EXERCISE INSTRUCTIONS —
Copy out all the records exactly.

┏━━

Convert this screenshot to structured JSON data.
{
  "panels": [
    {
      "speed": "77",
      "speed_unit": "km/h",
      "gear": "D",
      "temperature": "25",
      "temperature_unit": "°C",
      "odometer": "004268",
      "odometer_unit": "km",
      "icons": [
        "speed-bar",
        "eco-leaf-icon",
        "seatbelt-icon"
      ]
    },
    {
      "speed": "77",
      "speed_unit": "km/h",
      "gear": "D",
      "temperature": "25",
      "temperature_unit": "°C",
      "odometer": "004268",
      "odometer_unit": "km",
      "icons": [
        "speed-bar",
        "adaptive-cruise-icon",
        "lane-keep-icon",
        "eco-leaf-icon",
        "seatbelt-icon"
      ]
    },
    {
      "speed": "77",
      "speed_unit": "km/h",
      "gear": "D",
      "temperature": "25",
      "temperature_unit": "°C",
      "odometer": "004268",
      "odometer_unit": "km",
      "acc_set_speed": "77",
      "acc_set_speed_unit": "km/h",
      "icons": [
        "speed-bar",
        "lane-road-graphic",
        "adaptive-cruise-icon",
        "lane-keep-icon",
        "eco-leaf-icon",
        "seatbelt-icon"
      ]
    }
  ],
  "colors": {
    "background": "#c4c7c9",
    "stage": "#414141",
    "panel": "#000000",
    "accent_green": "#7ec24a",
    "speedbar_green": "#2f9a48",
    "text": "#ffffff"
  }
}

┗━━

RESPONSE AREA —
Convert this screenshot to structured JSON data.
{
  "panels": [
    {
      "speed": "77",
      "speed_unit": "km/h",
      "gear": "D",
      "temperature": "25",
      "temperature_unit": "°C",
      "odometer": "004268",
      "odometer_unit": "km",
      "icons": [
        "speed-bar",
        "eco-leaf-icon",
        "seatbelt-icon"
      ]
    },
    {
      "speed": "77",
      "speed_unit": "km/h",
      "gear": "D",
      "temperature": "25",
      "temperature_unit": "°C",
      "odometer": "004268",
      "odometer_unit": "km",
      "icons": [
        "speed-bar",
        "adaptive-cruise-icon",
        "lane-keep-icon",
        "eco-leaf-icon",
        "seatbelt-icon"
      ]
    },
    {
      "speed": "77",
      "speed_unit": "km/h",
      "gear": "D",
      "temperature": "25",
      "temperature_unit": "°C",
      "odometer": "004268",
      "odometer_unit": "km",
      "acc_set_speed": "77",
      "acc_set_speed_unit": "km/h",
      "icons": [
        "speed-bar",
        "lane-road-graphic",
        "adaptive-cruise-icon",
        "lane-keep-icon",
        "eco-leaf-icon",
        "seatbelt-icon"
      ]
    }
  ],
  "colors": {
    "background": "#c4c7c9",
    "stage": "#414141",
    "panel": "#000000",
    "accent_green": "#7ec24a",
    "speedbar_green": "#2f9a48",
    "text": "#ffffff"
  }
}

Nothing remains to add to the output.